> **Description of the task**
Every line containing "timestamp" should be identified and copied from the data below.

────────────────────────────────────────

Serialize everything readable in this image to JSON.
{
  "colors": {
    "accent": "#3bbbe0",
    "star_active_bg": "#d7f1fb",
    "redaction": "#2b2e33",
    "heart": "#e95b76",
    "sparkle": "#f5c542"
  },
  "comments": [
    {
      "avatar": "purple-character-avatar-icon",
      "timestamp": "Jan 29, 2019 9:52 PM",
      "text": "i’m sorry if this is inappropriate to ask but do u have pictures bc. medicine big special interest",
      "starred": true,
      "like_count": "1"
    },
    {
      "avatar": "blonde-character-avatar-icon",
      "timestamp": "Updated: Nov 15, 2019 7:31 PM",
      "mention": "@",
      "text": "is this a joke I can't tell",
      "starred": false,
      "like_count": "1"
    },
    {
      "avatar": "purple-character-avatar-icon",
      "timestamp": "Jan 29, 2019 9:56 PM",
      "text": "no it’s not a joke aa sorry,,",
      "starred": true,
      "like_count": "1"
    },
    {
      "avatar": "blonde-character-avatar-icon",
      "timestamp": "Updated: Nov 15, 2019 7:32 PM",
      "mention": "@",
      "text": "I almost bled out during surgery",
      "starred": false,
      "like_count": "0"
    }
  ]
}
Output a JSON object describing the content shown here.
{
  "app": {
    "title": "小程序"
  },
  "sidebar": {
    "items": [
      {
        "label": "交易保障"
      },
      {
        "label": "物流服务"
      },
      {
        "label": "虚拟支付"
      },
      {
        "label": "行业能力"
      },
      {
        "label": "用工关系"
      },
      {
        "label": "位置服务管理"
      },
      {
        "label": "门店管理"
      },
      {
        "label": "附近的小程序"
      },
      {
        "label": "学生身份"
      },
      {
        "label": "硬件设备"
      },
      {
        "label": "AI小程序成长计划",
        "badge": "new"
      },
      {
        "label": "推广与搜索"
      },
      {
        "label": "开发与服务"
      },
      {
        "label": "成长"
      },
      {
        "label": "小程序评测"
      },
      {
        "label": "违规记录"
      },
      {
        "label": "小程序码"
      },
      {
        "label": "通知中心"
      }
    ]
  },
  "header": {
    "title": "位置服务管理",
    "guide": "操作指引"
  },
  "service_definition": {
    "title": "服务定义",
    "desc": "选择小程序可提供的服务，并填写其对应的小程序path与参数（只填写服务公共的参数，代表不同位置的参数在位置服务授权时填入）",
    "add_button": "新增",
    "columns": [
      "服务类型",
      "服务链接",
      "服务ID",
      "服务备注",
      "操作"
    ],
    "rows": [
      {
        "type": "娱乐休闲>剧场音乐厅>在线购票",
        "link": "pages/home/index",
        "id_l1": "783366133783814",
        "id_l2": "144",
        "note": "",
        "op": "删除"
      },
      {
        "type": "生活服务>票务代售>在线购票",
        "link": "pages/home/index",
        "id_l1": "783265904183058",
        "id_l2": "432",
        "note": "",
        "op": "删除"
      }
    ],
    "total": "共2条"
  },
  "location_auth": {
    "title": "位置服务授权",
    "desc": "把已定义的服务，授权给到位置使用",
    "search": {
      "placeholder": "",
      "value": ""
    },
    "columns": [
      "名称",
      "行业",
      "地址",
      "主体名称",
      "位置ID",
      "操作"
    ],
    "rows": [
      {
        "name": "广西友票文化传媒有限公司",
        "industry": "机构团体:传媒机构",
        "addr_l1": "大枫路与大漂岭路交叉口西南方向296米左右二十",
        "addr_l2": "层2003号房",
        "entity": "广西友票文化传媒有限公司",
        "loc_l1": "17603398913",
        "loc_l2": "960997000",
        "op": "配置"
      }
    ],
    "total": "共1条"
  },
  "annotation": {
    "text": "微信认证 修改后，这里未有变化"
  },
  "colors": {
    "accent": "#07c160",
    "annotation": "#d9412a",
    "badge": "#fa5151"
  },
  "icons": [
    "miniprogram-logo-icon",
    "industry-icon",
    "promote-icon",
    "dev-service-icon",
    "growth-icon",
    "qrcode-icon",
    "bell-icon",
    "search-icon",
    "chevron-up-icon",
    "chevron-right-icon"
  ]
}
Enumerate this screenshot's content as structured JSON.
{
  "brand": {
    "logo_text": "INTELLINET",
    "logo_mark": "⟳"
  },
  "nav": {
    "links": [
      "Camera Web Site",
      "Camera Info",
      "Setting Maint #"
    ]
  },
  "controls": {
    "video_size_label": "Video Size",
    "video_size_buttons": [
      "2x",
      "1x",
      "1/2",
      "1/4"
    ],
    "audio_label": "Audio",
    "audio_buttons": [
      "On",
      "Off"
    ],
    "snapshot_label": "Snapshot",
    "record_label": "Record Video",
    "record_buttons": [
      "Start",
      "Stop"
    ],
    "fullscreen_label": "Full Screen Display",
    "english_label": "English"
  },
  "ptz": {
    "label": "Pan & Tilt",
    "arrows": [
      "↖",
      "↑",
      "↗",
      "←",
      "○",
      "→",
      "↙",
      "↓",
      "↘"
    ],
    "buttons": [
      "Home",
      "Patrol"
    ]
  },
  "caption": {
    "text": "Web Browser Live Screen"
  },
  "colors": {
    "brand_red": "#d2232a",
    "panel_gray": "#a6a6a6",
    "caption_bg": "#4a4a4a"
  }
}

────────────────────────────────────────

> **Exercise response**
      "timestamp": "Jan 29, 2019 9:52 PM",
      "timestamp": "Updated: Nov 15, 2019 7:31 PM",
      "timestamp": "Jan 29, 2019 9:56 PM",
      "timestamp": "Updated: Nov 15, 2019 7:32 PM",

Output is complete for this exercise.